Stored items from a collection
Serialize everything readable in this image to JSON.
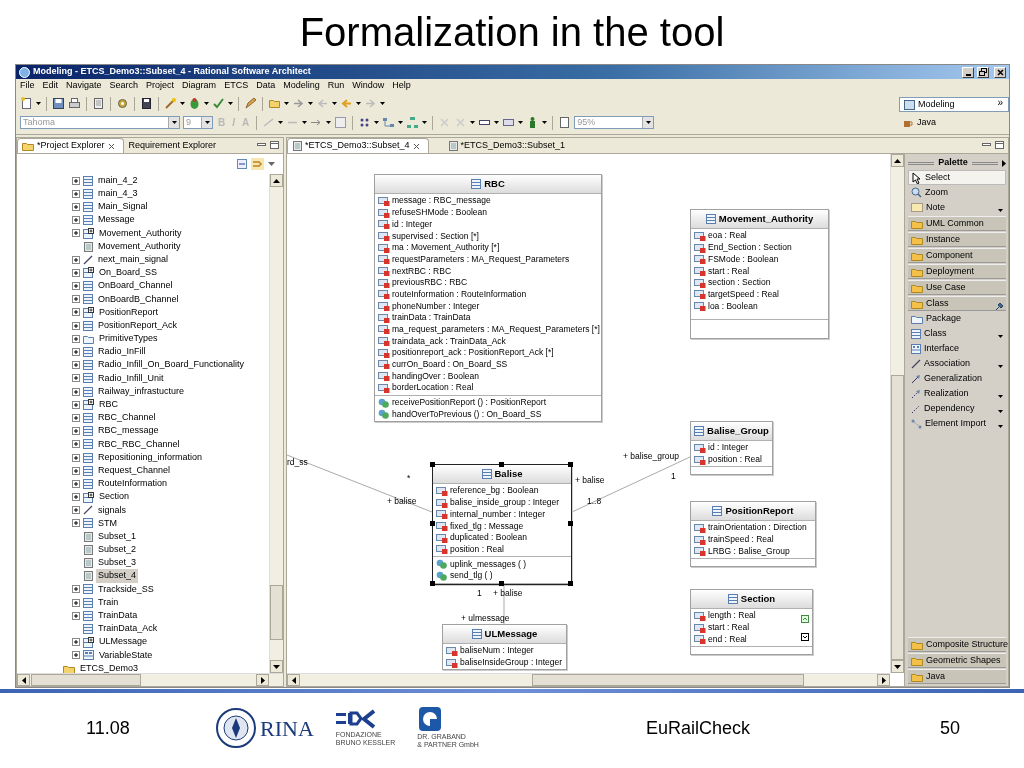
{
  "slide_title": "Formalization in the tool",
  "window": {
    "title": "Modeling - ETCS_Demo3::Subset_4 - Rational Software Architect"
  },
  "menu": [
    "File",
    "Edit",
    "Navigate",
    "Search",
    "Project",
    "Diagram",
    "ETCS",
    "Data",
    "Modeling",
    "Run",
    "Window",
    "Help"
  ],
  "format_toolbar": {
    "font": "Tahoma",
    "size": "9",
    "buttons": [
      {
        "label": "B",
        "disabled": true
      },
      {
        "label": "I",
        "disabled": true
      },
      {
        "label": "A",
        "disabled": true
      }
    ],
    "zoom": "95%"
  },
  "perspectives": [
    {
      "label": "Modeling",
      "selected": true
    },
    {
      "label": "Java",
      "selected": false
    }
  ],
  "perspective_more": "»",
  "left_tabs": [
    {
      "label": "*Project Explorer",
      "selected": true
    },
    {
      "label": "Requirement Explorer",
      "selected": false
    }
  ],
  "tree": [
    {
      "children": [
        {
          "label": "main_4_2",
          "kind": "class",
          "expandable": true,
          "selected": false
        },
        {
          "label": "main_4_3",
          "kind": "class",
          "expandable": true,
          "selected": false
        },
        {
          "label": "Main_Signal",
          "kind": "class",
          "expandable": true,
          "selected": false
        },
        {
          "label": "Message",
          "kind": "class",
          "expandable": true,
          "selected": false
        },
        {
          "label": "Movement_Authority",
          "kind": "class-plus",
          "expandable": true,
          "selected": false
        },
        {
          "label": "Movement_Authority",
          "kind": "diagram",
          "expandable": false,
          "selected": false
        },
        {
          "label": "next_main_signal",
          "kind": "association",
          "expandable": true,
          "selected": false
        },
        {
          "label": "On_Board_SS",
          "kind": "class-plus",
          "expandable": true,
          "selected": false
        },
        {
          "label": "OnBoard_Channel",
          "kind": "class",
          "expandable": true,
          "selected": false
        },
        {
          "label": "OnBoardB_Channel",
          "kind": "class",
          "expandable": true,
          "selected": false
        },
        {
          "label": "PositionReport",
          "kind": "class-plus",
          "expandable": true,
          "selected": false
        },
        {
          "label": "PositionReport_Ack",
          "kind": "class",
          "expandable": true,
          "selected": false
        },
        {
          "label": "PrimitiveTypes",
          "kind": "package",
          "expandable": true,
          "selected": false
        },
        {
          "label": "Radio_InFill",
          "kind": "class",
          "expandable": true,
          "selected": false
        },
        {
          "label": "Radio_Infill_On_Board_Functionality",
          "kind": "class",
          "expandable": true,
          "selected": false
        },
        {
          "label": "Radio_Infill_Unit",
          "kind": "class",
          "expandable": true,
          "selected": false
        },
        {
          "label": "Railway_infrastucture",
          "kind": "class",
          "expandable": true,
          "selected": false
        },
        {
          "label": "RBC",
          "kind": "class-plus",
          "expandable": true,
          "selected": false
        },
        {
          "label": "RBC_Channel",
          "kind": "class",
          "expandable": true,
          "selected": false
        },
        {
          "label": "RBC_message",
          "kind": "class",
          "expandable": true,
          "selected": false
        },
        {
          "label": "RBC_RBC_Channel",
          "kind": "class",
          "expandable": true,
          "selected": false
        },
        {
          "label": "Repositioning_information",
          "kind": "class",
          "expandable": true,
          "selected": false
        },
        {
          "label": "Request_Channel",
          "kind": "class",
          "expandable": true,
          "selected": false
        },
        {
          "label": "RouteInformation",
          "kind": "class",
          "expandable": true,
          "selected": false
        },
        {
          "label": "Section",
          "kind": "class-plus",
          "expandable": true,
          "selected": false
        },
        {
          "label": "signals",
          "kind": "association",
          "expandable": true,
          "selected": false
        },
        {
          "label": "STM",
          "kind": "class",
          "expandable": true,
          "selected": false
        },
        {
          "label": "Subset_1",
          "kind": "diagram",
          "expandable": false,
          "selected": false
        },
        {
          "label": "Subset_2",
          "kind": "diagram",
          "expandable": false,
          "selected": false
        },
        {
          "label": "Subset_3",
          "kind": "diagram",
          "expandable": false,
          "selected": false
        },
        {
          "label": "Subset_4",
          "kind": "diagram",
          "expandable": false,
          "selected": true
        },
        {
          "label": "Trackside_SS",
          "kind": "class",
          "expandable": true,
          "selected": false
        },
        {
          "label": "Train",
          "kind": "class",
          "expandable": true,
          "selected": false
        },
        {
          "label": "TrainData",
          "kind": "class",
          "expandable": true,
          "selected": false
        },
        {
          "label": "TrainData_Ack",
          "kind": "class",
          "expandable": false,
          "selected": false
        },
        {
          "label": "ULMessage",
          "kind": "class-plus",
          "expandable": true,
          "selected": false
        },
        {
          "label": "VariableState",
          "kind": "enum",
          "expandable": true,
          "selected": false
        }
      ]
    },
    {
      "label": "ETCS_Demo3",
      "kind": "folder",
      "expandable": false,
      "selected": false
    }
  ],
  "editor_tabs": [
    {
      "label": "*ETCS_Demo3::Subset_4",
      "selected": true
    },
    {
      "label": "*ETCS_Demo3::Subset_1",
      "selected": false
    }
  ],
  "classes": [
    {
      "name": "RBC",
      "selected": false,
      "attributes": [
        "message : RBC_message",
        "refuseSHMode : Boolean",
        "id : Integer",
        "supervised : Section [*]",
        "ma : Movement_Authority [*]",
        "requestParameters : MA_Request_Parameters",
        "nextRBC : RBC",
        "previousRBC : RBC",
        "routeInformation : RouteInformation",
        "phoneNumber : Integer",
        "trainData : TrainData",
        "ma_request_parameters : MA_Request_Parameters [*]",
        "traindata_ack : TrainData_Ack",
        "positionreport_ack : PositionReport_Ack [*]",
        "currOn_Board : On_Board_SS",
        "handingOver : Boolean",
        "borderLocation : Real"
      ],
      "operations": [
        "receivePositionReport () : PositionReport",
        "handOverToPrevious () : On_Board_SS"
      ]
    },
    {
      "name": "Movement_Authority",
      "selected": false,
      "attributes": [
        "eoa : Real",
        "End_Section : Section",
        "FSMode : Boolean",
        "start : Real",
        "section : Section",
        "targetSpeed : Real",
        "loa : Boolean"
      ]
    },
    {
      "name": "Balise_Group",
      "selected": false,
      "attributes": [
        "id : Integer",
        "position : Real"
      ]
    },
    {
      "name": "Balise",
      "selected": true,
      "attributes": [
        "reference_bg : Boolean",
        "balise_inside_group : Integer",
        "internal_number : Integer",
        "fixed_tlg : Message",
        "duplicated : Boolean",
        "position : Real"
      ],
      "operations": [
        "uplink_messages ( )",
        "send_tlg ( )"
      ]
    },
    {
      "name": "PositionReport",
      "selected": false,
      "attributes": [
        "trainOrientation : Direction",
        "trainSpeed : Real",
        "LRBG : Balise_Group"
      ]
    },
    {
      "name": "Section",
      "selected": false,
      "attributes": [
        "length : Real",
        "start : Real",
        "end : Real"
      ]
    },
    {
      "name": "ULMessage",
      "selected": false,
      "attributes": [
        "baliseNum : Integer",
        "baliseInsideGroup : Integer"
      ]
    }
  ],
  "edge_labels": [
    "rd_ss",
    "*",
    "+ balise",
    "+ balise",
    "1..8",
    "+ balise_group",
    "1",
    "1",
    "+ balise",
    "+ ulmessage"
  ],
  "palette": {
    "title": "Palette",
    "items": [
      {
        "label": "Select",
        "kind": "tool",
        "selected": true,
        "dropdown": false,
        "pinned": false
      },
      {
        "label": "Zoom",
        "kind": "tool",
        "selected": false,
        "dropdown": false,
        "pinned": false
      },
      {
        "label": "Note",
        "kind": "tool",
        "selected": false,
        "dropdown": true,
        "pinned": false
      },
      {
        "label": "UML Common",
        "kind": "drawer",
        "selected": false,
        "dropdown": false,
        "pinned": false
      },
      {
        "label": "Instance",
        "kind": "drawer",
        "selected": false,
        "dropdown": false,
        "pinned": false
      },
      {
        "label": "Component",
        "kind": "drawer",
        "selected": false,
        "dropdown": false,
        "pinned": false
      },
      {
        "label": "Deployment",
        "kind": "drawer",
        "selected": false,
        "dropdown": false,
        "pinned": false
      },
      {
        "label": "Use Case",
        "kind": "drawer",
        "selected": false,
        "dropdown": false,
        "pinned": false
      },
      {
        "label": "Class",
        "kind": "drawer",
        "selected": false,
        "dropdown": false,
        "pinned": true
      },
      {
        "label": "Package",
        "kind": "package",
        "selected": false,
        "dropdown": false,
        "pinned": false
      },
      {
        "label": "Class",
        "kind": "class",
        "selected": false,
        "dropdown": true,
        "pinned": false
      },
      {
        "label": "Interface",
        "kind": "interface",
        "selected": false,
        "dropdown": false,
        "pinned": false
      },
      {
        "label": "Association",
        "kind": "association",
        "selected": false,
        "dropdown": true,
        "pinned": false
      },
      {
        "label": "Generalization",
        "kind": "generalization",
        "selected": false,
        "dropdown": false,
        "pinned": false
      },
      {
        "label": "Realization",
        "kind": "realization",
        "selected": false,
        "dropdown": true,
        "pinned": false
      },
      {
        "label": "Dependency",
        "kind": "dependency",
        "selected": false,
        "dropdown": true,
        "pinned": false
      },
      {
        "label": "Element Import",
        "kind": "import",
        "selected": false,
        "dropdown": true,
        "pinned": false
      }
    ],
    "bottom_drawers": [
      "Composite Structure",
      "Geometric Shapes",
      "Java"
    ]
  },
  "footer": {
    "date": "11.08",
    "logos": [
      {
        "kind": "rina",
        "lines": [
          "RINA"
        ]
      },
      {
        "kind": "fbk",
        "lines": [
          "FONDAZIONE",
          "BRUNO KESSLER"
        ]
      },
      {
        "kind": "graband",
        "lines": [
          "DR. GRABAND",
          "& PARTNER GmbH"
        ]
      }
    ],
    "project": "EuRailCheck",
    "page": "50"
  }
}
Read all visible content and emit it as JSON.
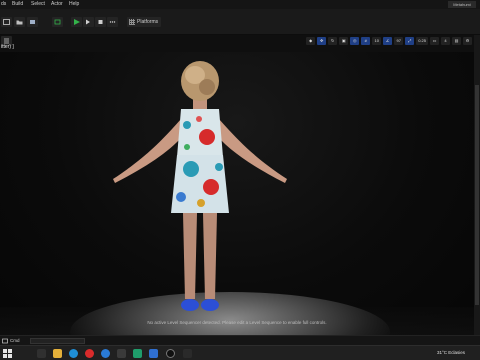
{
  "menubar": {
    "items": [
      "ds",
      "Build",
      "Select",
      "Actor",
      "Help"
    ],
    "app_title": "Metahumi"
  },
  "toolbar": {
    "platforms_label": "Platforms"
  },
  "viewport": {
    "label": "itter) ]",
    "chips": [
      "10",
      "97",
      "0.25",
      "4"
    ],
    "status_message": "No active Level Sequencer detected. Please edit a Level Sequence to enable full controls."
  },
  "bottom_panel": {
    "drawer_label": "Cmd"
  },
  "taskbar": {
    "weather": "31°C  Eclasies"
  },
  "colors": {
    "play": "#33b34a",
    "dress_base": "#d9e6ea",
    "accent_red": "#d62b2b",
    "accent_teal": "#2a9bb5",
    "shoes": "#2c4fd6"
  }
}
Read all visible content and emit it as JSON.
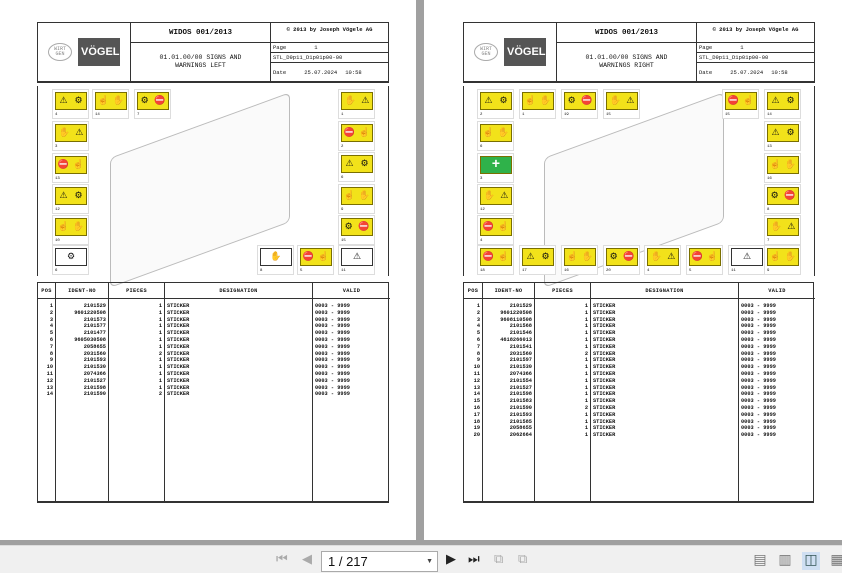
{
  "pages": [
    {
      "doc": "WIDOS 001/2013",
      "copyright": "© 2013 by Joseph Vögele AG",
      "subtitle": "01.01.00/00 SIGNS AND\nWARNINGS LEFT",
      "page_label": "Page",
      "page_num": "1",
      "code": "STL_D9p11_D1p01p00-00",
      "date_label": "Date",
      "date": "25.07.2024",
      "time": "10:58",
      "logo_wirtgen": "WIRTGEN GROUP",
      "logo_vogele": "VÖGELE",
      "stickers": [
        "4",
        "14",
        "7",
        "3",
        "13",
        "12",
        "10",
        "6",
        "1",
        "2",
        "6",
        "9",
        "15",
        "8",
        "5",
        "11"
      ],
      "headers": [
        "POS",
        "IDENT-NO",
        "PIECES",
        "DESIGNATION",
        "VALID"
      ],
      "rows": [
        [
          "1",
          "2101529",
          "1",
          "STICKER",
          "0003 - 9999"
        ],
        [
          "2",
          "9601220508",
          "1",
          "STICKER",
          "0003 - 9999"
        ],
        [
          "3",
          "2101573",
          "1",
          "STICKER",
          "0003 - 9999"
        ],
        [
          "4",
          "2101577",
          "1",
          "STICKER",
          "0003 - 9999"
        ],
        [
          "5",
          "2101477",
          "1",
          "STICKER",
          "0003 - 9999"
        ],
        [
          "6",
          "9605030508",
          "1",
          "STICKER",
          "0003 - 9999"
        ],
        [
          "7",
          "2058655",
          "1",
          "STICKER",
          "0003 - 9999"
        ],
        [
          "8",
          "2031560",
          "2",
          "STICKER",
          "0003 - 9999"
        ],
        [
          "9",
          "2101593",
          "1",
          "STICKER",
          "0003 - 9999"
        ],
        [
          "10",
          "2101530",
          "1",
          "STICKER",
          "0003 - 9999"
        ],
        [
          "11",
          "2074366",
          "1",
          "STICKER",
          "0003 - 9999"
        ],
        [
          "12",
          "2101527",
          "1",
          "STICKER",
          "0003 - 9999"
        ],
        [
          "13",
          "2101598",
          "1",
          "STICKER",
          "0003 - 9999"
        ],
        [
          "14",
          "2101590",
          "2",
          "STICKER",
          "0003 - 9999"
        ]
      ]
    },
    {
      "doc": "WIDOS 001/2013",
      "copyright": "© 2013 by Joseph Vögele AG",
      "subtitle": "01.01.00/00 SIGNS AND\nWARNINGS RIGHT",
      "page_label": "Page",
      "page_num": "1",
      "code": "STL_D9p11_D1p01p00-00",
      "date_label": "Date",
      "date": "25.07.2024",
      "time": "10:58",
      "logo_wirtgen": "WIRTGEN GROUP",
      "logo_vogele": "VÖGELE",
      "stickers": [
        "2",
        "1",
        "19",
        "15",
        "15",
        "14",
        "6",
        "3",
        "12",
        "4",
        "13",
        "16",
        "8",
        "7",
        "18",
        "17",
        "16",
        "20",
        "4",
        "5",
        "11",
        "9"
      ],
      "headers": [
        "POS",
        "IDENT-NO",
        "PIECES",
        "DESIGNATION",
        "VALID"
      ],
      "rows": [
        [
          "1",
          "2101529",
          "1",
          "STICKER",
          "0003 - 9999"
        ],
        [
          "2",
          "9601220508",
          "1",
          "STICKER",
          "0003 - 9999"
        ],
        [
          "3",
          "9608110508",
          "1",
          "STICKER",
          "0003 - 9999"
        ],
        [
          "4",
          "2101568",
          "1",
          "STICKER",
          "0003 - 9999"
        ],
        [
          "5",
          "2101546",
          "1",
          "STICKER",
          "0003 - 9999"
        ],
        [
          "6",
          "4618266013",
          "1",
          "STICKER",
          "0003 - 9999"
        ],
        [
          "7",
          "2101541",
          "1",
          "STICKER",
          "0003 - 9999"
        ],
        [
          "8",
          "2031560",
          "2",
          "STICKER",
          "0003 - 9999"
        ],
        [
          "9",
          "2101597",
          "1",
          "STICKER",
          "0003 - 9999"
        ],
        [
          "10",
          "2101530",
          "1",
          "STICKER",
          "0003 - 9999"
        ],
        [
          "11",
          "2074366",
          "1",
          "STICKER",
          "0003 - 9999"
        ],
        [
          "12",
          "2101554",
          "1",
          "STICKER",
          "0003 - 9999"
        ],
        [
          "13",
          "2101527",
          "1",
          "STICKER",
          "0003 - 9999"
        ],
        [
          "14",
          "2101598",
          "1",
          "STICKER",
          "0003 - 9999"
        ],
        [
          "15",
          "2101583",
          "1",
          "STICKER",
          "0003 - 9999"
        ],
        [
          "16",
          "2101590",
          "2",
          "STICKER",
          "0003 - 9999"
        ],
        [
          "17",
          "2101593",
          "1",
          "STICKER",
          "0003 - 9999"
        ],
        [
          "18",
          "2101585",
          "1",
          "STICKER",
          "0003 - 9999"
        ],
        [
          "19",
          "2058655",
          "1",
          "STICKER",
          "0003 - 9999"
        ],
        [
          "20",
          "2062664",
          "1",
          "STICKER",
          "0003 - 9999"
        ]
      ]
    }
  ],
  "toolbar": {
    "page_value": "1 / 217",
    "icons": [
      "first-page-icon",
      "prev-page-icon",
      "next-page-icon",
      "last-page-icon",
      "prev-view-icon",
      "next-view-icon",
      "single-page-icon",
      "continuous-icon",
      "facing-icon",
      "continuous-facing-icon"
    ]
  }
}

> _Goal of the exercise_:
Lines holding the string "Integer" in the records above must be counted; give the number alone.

> _Response_:
7